As yet another example, consider genocide. In his 1994 book, Death by Government: Genocide and Mass Murder since 1900, author R.J. Rummel defined and documented “democide,” e.g., atrocities committed by governments on their citizens. Of the nearly 170 million who died at the hand of their governments during the 20th Century, 130 million, over 75%, were victims of four regimes: Soviet, Communist Chinese, German, and Nationalist Chinese. This does not include Rwanda in 1994. And genocide continues as the people from Darfur have borne witness every day this year. A weakened population becomes weaker. Those who hold the most power in the world act as though they are powerless as these horrific injustices go unchecked. The reality is there is nothing to be gained by intervening and much that could be lost if circumstances go awry. The people of Darfur, like the millions before them, are collateral damage in an economic power struggle of global proportions.
In his unsettling essay, “Waiting for the Lights to Go Out ,” published in the October 16, 2005 edition of The London Times, Bryan Appleyard posits a rather grim future wherein civilization is doomed to return once again to the Dark Ages. The central theme of his essay is the meltdown of society as we know it due to our insatiable addiction to oil, the inevitable depletion of oil reserves, and our woefully inadequate and untimely response to that eventuality. At the heart of his thesis is that human nature has not progressed very far since we began our migrations throughout the world from our African origins. Appleyard states, “Our aggressive, tribal nature is hard-wired, unreformed and unreformable. Individually we are animals and, as animals, incapable of progress. The trick is to cage these animal natures in effective institutions: education, the law, government. But these can go wrong.” Not particularly encouraging!
Rulers enact laws that are increasingly restrictive, militaristic, and draconian or become arbitrary in their decisions. Owners pull more profit, become more risk averse, and offer fewer benefits. Having less voice and impact, non-governmental organizations become more fanatical and close-minded; their ratios of administrative overhead to pay-out increase, and beneficiaries receive less real assistance.
In summary, the thirst for power and the specter of losing it becomes a corruptive force that undermines the fundamental tenets of a system that is given to efficiency and effectiveness if used honorably.

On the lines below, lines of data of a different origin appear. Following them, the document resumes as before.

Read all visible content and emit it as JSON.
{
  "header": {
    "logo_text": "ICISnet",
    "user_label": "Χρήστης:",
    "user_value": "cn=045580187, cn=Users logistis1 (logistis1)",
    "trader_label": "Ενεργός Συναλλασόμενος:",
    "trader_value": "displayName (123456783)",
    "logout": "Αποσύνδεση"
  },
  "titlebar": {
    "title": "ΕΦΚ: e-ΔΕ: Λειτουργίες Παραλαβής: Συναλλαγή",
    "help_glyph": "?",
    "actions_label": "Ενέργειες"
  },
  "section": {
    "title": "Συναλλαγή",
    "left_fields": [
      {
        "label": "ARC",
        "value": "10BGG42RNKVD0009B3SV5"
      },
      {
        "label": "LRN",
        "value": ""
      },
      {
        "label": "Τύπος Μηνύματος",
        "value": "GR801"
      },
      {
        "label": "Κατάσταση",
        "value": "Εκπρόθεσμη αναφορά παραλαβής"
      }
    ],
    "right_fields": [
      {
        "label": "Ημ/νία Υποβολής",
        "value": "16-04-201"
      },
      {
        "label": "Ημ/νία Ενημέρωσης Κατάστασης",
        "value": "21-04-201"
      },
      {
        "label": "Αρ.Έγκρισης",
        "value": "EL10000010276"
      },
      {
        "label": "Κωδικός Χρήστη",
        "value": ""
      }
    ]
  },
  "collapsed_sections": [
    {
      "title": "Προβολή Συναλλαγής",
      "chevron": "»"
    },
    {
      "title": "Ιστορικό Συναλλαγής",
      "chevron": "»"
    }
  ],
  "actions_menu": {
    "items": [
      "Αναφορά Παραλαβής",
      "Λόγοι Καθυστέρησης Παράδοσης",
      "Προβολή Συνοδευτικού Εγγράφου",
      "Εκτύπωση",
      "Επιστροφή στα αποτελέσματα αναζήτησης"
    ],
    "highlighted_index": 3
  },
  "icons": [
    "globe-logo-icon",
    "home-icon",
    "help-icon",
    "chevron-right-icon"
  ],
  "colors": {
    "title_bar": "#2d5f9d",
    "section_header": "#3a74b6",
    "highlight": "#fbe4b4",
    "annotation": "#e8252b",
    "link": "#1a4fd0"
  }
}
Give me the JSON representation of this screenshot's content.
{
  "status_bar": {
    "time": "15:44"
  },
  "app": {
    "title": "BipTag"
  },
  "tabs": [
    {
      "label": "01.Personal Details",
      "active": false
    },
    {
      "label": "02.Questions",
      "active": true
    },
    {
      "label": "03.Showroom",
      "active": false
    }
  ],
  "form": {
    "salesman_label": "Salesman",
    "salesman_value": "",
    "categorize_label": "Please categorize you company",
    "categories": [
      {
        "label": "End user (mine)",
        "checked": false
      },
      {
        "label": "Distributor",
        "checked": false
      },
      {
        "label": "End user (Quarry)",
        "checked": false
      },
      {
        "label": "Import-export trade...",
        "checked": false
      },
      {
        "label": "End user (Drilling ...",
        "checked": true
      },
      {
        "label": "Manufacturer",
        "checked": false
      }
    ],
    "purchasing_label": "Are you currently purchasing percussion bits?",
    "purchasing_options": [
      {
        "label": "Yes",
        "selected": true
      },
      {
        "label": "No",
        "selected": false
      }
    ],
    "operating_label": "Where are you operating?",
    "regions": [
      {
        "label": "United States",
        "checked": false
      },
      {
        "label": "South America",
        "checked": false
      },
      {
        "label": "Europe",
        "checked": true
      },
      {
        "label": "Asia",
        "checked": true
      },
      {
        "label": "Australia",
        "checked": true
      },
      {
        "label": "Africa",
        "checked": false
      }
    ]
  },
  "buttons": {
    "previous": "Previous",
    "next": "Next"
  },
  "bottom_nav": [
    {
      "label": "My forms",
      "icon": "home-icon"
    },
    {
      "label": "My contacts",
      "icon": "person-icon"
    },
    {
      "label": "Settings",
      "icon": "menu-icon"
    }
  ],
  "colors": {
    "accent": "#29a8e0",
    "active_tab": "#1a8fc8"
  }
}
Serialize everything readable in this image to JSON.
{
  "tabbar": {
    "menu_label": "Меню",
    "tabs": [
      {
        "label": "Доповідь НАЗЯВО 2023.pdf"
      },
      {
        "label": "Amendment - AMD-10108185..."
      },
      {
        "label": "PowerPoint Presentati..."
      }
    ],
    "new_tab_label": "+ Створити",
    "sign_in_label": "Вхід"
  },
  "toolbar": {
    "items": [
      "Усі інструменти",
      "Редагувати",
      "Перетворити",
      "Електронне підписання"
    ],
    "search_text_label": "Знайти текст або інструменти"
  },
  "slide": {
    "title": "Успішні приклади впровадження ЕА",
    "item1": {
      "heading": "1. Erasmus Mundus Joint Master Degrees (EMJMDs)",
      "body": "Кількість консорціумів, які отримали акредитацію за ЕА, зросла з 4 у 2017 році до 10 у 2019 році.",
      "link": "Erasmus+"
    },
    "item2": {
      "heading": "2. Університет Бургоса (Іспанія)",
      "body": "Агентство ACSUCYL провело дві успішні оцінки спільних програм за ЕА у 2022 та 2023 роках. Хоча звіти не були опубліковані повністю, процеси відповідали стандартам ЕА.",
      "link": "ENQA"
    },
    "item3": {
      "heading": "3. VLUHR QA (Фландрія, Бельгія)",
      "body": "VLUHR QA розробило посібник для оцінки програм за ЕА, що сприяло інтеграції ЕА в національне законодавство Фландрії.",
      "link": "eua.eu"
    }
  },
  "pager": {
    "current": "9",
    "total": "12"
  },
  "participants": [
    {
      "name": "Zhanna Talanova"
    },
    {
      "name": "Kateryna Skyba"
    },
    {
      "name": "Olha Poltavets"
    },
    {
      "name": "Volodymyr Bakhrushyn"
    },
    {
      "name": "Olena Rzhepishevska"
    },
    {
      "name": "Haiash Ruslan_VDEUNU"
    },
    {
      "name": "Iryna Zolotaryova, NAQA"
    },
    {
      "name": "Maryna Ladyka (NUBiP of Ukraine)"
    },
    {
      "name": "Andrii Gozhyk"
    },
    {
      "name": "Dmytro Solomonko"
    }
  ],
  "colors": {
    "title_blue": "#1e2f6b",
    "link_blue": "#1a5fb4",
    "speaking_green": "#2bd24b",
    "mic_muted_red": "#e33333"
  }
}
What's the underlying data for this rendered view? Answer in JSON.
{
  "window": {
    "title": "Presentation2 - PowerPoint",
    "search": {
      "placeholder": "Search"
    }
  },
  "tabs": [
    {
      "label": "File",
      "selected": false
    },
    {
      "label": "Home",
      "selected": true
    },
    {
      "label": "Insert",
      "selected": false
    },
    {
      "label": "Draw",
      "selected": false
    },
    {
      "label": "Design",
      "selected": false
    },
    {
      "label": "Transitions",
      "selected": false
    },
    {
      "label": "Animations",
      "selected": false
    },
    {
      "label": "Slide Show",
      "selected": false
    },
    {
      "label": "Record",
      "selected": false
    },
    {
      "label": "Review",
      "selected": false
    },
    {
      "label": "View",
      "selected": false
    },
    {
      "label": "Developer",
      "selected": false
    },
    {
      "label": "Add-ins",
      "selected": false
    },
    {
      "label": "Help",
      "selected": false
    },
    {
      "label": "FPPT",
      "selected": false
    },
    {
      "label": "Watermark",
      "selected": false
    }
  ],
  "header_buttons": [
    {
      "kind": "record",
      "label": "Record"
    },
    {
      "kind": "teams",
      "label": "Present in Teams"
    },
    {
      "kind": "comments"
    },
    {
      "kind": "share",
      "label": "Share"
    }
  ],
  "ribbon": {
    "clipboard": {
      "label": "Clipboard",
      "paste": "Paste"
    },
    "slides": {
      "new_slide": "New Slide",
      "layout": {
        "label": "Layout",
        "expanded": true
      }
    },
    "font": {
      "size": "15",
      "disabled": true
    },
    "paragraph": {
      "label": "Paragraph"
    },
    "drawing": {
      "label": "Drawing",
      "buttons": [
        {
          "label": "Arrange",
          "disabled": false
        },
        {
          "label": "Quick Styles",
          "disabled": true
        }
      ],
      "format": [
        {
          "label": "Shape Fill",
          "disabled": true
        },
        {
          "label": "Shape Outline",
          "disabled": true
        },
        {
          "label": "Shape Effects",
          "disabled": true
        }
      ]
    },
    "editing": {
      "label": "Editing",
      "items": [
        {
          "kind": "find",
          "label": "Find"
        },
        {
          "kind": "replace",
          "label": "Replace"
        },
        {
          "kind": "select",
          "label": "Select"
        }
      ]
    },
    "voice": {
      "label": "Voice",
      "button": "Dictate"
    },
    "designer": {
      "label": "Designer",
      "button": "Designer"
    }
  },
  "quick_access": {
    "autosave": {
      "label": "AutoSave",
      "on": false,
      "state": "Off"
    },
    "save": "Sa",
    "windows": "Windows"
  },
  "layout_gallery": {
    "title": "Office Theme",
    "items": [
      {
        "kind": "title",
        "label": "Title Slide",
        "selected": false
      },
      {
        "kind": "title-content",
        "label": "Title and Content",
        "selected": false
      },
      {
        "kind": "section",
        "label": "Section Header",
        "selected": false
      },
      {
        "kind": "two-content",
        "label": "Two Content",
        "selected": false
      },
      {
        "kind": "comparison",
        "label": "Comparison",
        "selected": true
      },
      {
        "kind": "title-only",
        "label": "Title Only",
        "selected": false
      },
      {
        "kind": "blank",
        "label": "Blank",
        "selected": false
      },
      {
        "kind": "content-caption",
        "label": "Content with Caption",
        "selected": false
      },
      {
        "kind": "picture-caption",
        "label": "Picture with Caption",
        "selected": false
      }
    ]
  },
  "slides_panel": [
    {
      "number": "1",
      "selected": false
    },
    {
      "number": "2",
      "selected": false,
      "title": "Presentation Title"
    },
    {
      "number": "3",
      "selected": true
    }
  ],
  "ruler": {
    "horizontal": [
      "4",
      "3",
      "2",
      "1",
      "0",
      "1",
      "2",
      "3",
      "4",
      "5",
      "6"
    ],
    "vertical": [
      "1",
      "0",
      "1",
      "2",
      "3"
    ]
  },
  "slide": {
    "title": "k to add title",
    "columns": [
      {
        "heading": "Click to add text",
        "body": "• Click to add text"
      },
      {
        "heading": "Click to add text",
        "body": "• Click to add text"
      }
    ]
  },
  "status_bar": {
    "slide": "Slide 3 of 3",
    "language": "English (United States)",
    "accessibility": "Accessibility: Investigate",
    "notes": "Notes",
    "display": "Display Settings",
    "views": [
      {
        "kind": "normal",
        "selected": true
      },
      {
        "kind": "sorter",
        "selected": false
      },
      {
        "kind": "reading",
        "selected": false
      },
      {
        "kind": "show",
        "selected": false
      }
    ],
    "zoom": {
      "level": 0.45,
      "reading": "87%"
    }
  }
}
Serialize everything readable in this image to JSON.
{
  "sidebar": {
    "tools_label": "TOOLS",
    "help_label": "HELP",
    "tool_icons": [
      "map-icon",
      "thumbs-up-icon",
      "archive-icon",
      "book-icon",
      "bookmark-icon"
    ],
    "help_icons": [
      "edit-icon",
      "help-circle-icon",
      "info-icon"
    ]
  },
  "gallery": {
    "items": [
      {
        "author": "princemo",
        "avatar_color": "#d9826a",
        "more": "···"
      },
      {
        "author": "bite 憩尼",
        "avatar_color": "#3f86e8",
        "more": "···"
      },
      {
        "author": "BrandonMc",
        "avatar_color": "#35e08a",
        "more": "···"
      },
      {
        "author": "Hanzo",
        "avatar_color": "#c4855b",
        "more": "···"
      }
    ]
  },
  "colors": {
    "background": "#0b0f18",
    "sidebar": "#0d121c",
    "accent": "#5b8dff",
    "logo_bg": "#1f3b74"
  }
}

People suffer for lack of true justice. Is there any way institutions, no matter how well-intended, can escape the slippery slope into corruption and injustice? Or is this simply the dark underbelly of hierarchy which must be accepted until people have more distance in time from their early violent struggle for survival as Homo sapiens? What is your opinion?
Originally posted to New Media Explorer by Steve Bosserman on Monday, December 12, 2005